Page and application data records:
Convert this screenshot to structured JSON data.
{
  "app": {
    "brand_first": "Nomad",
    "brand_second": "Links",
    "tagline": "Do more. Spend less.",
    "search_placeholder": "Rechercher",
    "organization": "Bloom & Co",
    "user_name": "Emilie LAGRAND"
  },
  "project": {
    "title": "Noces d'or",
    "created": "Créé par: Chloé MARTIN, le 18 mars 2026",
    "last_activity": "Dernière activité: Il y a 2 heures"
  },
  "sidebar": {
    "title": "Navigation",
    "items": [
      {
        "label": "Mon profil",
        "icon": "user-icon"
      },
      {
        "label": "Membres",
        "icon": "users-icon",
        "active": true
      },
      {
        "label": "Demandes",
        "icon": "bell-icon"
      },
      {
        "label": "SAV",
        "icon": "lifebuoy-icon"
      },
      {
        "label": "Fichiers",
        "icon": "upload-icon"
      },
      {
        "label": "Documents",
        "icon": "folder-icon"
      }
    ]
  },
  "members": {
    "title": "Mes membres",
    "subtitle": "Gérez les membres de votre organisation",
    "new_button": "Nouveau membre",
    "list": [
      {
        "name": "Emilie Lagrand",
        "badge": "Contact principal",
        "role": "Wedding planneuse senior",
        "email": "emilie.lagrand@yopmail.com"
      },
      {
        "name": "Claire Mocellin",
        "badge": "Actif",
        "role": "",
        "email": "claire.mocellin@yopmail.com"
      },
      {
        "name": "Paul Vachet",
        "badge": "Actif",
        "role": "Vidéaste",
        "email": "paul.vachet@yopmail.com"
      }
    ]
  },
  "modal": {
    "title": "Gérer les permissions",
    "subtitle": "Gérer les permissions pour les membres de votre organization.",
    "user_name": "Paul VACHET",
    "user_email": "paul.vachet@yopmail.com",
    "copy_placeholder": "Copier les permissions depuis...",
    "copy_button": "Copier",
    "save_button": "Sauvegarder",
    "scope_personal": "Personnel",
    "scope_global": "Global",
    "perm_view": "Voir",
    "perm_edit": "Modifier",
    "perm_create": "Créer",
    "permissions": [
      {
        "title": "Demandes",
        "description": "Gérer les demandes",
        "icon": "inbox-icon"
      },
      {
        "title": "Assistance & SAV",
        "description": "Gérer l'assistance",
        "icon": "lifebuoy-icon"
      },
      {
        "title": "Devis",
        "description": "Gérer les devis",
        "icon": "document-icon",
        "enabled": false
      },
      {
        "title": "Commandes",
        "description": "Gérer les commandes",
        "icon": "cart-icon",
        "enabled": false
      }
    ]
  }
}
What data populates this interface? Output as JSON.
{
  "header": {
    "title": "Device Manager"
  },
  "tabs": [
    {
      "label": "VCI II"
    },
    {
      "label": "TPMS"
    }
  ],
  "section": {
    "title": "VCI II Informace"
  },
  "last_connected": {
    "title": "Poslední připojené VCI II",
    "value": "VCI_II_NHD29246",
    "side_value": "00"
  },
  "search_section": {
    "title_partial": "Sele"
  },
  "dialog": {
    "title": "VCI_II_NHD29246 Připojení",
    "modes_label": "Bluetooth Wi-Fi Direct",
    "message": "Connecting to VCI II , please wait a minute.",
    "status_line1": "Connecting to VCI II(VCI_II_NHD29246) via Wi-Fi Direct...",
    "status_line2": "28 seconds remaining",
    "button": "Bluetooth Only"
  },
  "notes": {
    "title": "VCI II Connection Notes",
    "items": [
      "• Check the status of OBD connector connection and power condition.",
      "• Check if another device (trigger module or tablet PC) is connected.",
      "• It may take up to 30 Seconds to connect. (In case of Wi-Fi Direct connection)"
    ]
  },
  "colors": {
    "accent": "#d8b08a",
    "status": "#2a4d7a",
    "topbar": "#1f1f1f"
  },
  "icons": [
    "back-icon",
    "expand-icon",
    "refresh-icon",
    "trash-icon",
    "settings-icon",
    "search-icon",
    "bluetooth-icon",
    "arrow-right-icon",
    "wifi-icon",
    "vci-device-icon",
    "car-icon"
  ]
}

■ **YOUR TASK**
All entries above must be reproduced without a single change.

■ **WRITTEN REPLY**
Convert this screenshot to structured JSON data.
{
  "app": {
    "brand_first": "Nomad",
    "brand_second": "Links",
    "tagline": "Do more. Spend less.",
    "search_placeholder": "Rechercher",
    "organization": "Bloom & Co",
    "user_name": "Emilie LAGRAND"
  },
  "project": {
    "title": "Noces d'or",
    "created": "Créé par: Chloé MARTIN, le 18 mars 2026",
    "last_activity": "Dernière activité: Il y a 2 heures"
  },
  "sidebar": {
    "title": "Navigation",
    "items": [
      {
        "label": "Mon profil",
        "icon": "user-icon"
      },
      {
        "label": "Membres",
        "icon": "users-icon",
        "active": true
      },
      {
        "label": "Demandes",
        "icon": "bell-icon"
      },
      {
        "label": "SAV",
        "icon": "lifebuoy-icon"
      },
      {
        "label": "Fichiers",
        "icon": "upload-icon"
      },
      {
        "label": "Documents",
        "icon": "folder-icon"
      }
    ]
  },
  "members": {
    "title": "Mes membres",
    "subtitle": "Gérez les membres de votre organisation",
    "new_button": "Nouveau membre",
    "list": [
      {
        "name": "Emilie Lagrand",
        "badge": "Contact principal",
        "role": "Wedding planneuse senior",
        "email": "emilie.lagrand@yopmail.com"
      },
      {
        "name": "Claire Mocellin",
        "badge": "Actif",
        "role": "",
        "email": "claire.mocellin@yopmail.com"
      },
      {
        "name": "Paul Vachet",
        "badge": "Actif",
        "role": "Vidéaste",
        "email": "paul.vachet@yopmail.com"
      }
    ]
  },
  "modal": {
    "title": "Gérer les permissions",
    "subtitle": "Gérer les permissions pour les membres de votre organization.",
    "user_name": "Paul VACHET",
    "user_email": "paul.vachet@yopmail.com",
    "copy_placeholder": "Copier les permissions depuis...",
    "copy_button": "Copier",
    "save_button": "Sauvegarder",
    "scope_personal": "Personnel",
    "scope_global": "Global",
    "perm_view": "Voir",
    "perm_edit": "Modifier",
    "perm_create": "Créer",
    "permissions": [
      {
        "title": "Demandes",
        "description": "Gérer les demandes",
        "icon": "inbox-icon"
      },
      {
        "title": "Assistance & SAV",
        "description": "Gérer l'assistance",
        "icon": "lifebuoy-icon"
      },
      {
        "title": "Devis",
        "description": "Gérer les devis",
        "icon": "document-icon",
        "enabled": false
      },
      {
        "title": "Commandes",
        "description": "Gérer les commandes",
        "icon": "cart-icon",
        "enabled": false
      }
    ]
  }
}
What data populates this interface? Output as JSON.
{
  "header": {
    "title": "Device Manager"
  },
  "tabs": [
    {
      "label": "VCI II"
    },
    {
      "label": "TPMS"
    }
  ],
  "section": {
    "title": "VCI II Informace"
  },
  "last_connected": {
    "title": "Poslední připojené VCI II",
    "value": "VCI_II_NHD29246",
    "side_value": "00"
  },
  "search_section": {
    "title_partial": "Sele"
  },
  "dialog": {
    "title": "VCI_II_NHD29246 Připojení",
    "modes_label": "Bluetooth Wi-Fi Direct",
    "message": "Connecting to VCI II , please wait a minute.",
    "status_line1": "Connecting to VCI II(VCI_II_NHD29246) via Wi-Fi Direct...",
    "status_line2": "28 seconds remaining",
    "button": "Bluetooth Only"
  },
  "notes": {
    "title": "VCI II Connection Notes",
    "items": [
      "• Check the status of OBD connector connection and power condition.",
      "• Check if another device (trigger module or tablet PC) is connected.",
      "• It may take up to 30 Seconds to connect. (In case of Wi-Fi Direct connection)"
    ]
  },
  "colors": {
    "accent": "#d8b08a",
    "status": "#2a4d7a",
    "topbar": "#1f1f1f"
  },
  "icons": [
    "back-icon",
    "expand-icon",
    "refresh-icon",
    "trash-icon",
    "settings-icon",
    "search-icon",
    "bluetooth-icon",
    "arrow-right-icon",
    "wifi-icon",
    "vci-device-icon",
    "car-icon"
  ]
}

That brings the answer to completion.